One of every five beauty purchases online is made via the Amazon marketplace, according to a new report.
But the chain will sell similar Apple and Barnes & Noble products.
Target Corp. said today it will stop selling Amazon.com Inc.’s Kindle tablet computers and e-reading devices this spring. The retail chain will continue to sell iPod and Nook devices from Amazon competitors Apple Inc. and Barnes & Noble Inc., respectively, says a Target spokeswoman.
Target began selling Kindles in 2010, but only in stores, not on the Target.com e-commerce site, the spokeswoman says. Kindle sales will cease at some point this spring. “Target continually evaluates its product assortment to deliver the best quality and prices for our guests,” the spokeswoman says, declining to be more specific. “We will continue to offer our guests a full assortment of e-readers and supporting accessories.”

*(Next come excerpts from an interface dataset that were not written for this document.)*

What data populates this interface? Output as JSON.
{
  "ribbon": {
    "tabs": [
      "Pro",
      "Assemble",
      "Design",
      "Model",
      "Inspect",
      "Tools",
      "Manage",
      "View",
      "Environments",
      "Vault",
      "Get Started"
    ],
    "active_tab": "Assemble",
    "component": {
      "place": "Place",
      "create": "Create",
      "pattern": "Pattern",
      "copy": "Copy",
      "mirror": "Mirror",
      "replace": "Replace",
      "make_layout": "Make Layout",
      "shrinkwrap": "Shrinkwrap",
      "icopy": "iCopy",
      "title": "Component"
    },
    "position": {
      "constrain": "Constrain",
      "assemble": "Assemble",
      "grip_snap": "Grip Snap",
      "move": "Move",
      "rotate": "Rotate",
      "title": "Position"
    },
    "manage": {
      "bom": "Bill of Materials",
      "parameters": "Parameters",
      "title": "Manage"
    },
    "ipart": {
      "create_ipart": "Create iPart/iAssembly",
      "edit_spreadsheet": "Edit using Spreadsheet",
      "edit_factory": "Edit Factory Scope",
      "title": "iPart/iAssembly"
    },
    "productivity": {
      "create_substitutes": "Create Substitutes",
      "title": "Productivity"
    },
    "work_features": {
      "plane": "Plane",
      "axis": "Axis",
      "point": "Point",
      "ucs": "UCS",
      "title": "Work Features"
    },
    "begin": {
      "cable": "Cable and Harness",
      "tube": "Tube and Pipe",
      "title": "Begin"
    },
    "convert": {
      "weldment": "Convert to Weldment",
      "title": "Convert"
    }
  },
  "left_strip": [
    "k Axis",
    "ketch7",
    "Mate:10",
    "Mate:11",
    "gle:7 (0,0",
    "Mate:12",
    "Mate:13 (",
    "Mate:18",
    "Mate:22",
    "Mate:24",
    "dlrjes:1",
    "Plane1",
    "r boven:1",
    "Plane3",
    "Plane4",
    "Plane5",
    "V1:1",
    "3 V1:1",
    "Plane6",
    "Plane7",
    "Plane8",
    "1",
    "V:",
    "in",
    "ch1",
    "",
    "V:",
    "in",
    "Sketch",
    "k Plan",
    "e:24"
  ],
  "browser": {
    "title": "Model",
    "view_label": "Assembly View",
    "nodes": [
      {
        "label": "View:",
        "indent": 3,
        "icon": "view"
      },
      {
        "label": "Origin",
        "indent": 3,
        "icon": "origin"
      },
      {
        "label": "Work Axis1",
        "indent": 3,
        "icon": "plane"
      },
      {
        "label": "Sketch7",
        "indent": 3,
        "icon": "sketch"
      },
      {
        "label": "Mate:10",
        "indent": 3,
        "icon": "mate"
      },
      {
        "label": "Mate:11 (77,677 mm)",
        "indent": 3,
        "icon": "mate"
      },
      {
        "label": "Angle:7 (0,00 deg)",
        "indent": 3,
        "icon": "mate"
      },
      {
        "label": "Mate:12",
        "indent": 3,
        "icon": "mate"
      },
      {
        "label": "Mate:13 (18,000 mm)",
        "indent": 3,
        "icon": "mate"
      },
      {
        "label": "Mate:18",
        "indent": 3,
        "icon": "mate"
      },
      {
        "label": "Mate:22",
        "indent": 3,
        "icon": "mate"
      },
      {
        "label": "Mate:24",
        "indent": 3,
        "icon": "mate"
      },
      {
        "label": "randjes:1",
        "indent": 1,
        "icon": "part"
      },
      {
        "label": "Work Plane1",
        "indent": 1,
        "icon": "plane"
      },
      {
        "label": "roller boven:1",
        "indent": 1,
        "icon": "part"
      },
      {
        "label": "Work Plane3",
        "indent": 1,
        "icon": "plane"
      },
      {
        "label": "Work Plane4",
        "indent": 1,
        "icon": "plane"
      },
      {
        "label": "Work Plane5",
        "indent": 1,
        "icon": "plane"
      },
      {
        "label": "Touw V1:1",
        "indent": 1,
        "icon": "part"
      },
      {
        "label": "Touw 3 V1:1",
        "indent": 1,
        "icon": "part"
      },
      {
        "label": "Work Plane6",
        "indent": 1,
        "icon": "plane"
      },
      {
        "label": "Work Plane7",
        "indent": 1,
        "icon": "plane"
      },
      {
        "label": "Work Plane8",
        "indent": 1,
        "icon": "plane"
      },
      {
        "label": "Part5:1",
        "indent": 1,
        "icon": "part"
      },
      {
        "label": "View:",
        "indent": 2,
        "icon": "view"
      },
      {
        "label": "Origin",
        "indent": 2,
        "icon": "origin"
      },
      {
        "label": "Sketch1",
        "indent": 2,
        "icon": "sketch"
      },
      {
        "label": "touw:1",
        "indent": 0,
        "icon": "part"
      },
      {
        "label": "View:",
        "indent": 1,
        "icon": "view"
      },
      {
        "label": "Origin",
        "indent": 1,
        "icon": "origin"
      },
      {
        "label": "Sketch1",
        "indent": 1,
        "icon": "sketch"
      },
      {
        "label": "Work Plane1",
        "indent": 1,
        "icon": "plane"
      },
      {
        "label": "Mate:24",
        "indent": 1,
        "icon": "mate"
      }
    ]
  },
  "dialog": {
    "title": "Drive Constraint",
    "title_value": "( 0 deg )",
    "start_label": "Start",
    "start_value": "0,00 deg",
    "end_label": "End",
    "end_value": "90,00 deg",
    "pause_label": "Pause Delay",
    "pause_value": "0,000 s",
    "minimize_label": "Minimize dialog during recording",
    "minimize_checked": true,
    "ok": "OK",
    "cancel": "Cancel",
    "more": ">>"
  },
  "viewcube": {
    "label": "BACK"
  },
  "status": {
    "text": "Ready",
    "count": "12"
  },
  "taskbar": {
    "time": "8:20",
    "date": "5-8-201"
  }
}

During the 2011 holiday shopping season, Target bragged about the vigorous sales of Kindles on Black Friday, the day after Thanksgiving. "This was a great Black Friday for Target and for Kindle Fire, which was the bestselling tablet in our stores on Black Friday," said Nik Nayar, Target’s vice president merchandising, in a statement distributed by Amazon in late November. "We're excited so many guests chose Target as their destination for the new family of Kindle devices and we're sure Kindle Fire will continue to be at the top of wish lists this holiday season."
Amazon said it sold more than 4 million Kindle devices in December, though it did not say how many were sold through Target.
The announcement that Target will stop selling Kindles comes only months after the retail chain, in January, said it would fight back against consumers with smartphones who use Target stores to comparison shop with online retailers such as Amazon—a practice commonly known as “showrooming.” The chain early this year asked some suppliers to renegotiate their agreements with the retailer so the chain can price best-selling products competitively with online-only retailers without cutting into Target’s margins and to make available to Target products that aren’t available from web retailers.
Target’s decision to stop selling Kindle is about both cutting and reinforcing ties, says Paula Rosenblum, managing partner at research and advisory firm Retail Systems Research LLC. “I think there’s no question this decision is about cutting ties with a competitor, Amazon, while improving ties with a ‘cool and sexy’ brand, Apple,” she says. “It’s a good decision.”
Target also sells such Apple products as iPod Touch and accessories. Neither Apple nor Amazon responded immediately to requests for comment. Amazon is No. 1 in the Internet Retailer Top 500 Guide. Apple is No. 3, Target No. 22 and Barnes & Noble No. 41.